Theatre is a collaborative art form. It takes a whole team of people to take a play from page to stage. All too often though, we only pay attention to the people performing onstage. Those who work backstage go unseen by the audience, and it is difficult to know just what they do, and what career opportunities exist.
Using Bristol Old Vic’s archives held at the University of Bristol Theatre Collection, Making A Scene (funded by the Museums Association Digital Innovation and Engagement fund) aims to fill this knowledge gap by giving young people across Bristol the chance to peek behind the curtain….
These blogs, written by staff involved in the project from the University of Bristol Theatre Collection, Bristol Old Vic and Zubr, a Bristol based Augmented Reality and Virtual Reality studio, are a behind the scenes look at the process of creating this behind the scenes resource.
Alongside creating an augmented reality resource for users to creatively re-imagine Babes in the Wood, we have been creating a physical book which allows for an in-depth exploration of the backstage documents created during the original run.
The original Babes in the Wood prompt script functions as an archive of the entire show from start to finish and our Making A Scene book is essentially a replica of it, into which we’ve woven a lot of additional content from the wider production archive. We’ve made some judicious edits (no one really wants to sit and read through a hundred show reports, hilarious as they often are) but the experience of leafing through the book is as close to going into the Theatre Collection and looking through the entire archive as we could make it.
Key pages of the prompt script had already been digitised as part of a previous heritage partnership project between Bristol Old Vic and the Theatre Collection. So rather than having to start from scratch, Athene and I simply had to compile and curate what we already had and find additional documents to fill in any gaps where we came across them. This was done in close collaboration with Sarah at the Theatre Collection and the team at Zubr, so we could make sure we had corresponding and contextual documents for each asset that had been 3D scanned for use in the augmented reality app.
Set design by Colin Winslow, Babes in the Wood, Bristol Old Vic Company (2000). BOV/3/2/732/1/2
Keeping our target audience of 16-25yrs olds in mind, we were also guided by the GCSE and A Level drama curricula. The backstage roles mentioned most frequently in the GCSE curriculum are: set designer; costume designer; lighting designer; sound designer and stage manager. We therefore decided to focus the content for the book around these roles. Rather than keeping the prompt script in its original, slightly haphazard, order we created a separate chapter for each role and divided the documents between them. Within each chapter the documents are laid out in chronological order so readers can trace the entire production journey from start to finish. The curriculum mentions that students should be able to demonstrate knowledge of the activities each creative professional undertakes on a day-to-day basis, so we made sure to include shopping lists, meeting minutes and handwritten first drafts of hanging plots, alongside the more obviously ‘big ticket attractions’ like costume designs or stage plans.

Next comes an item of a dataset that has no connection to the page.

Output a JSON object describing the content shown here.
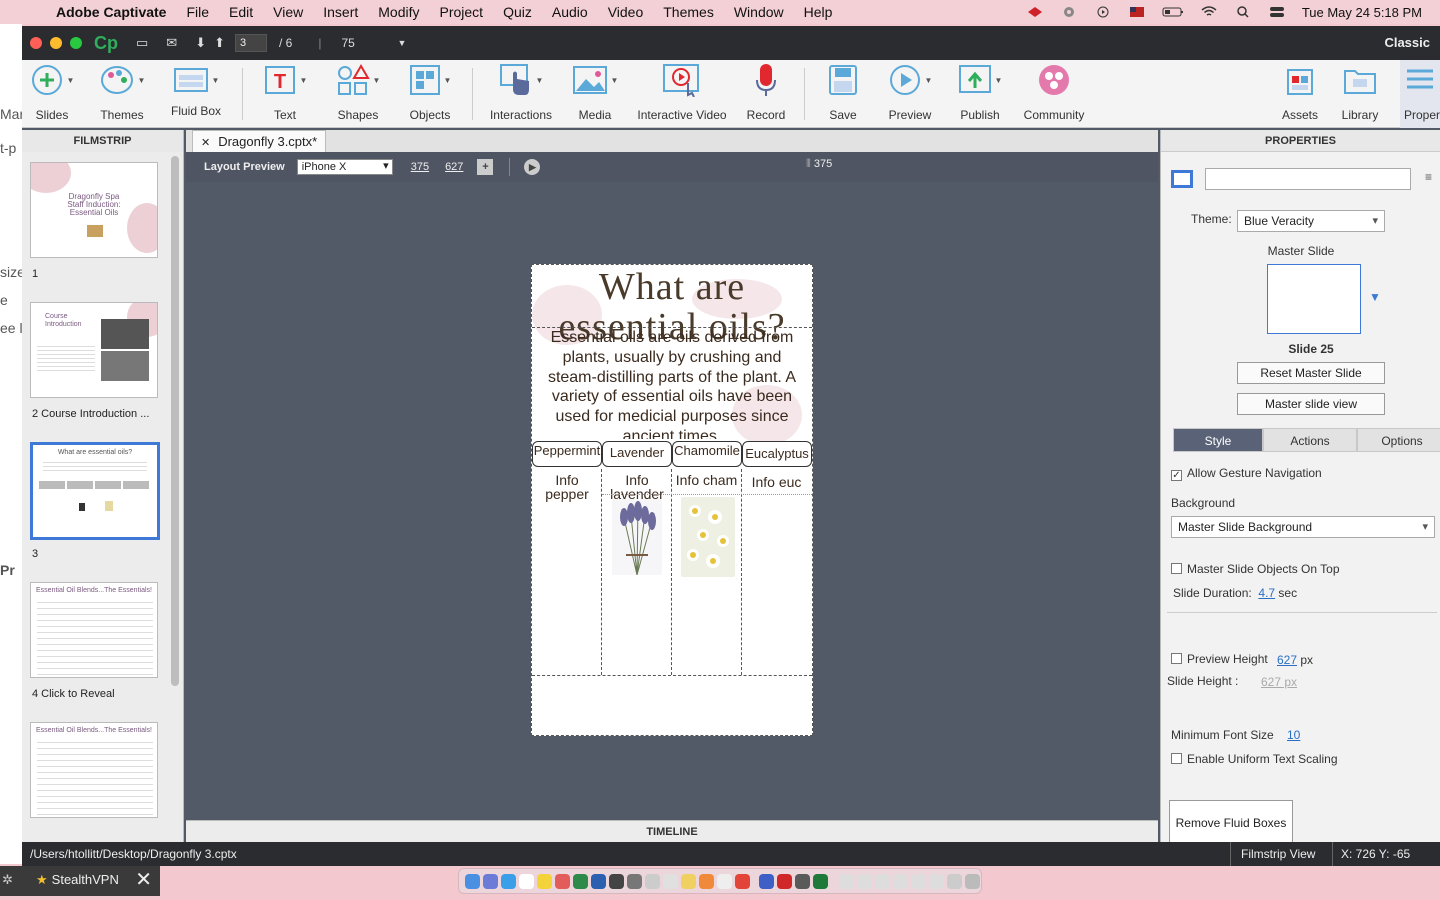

Rehearsal notes, Babes in the Wood, Bristol Old Vic Company (2000). BOV/3/2/732/1/1
Fly plot, Babes in the Wood, Bristol Old Vic Company (2000). BOV/3/2/732/1/1
We also wrote an introduction to each chapter with background information about each role and what it involves.
It was while putting this content together that the benefits of choosing a production within living memory became clear to us. Over the course of the project we have had amazing conversations with several members of the original creative team. These conversations formed the basis of our chapter introductions and added further insight into what each backstage role really involves. Sue Mayes, who designed the costumes for Babes in the Wood, spoke to us about the importance of allowing performers to have input into their own costumes and the issues this can sometimes cause. For example, pantomime dame Chris Harris insisted on only wearing Dr Marten boots, which were well above Sue’s budget. And Amanda Adams, who was a member of the stage management team, demonstrated exactly why they are known as the glue which holds a production together by revealing that she went onstage at the last minute when the actress playing Fairy Tweep fell ill!
Costume design by Sue Mayes, Babes in the Wood, Bristol Old Vic Company (2000). BOV/3/2/732/5
Theatre is a live art form. What happens on stage will never happen again. But we hope that based on our work everyone using Making A Scene will get a sense of what it takes to bring a production like Babes in the Wood to life.
The finished book will be accessible on several levels. You will be able to sit and pore over it for hours, absorbing every intricate detail of a prop design or anecdote in a show report. It is also a resource young people can actively engage with by creating their own designs in augmented reality using the models Sarah has digitised and the app Zubr are creating. Amy from Zubr will be talking more about the process of creating the app in the next project blog.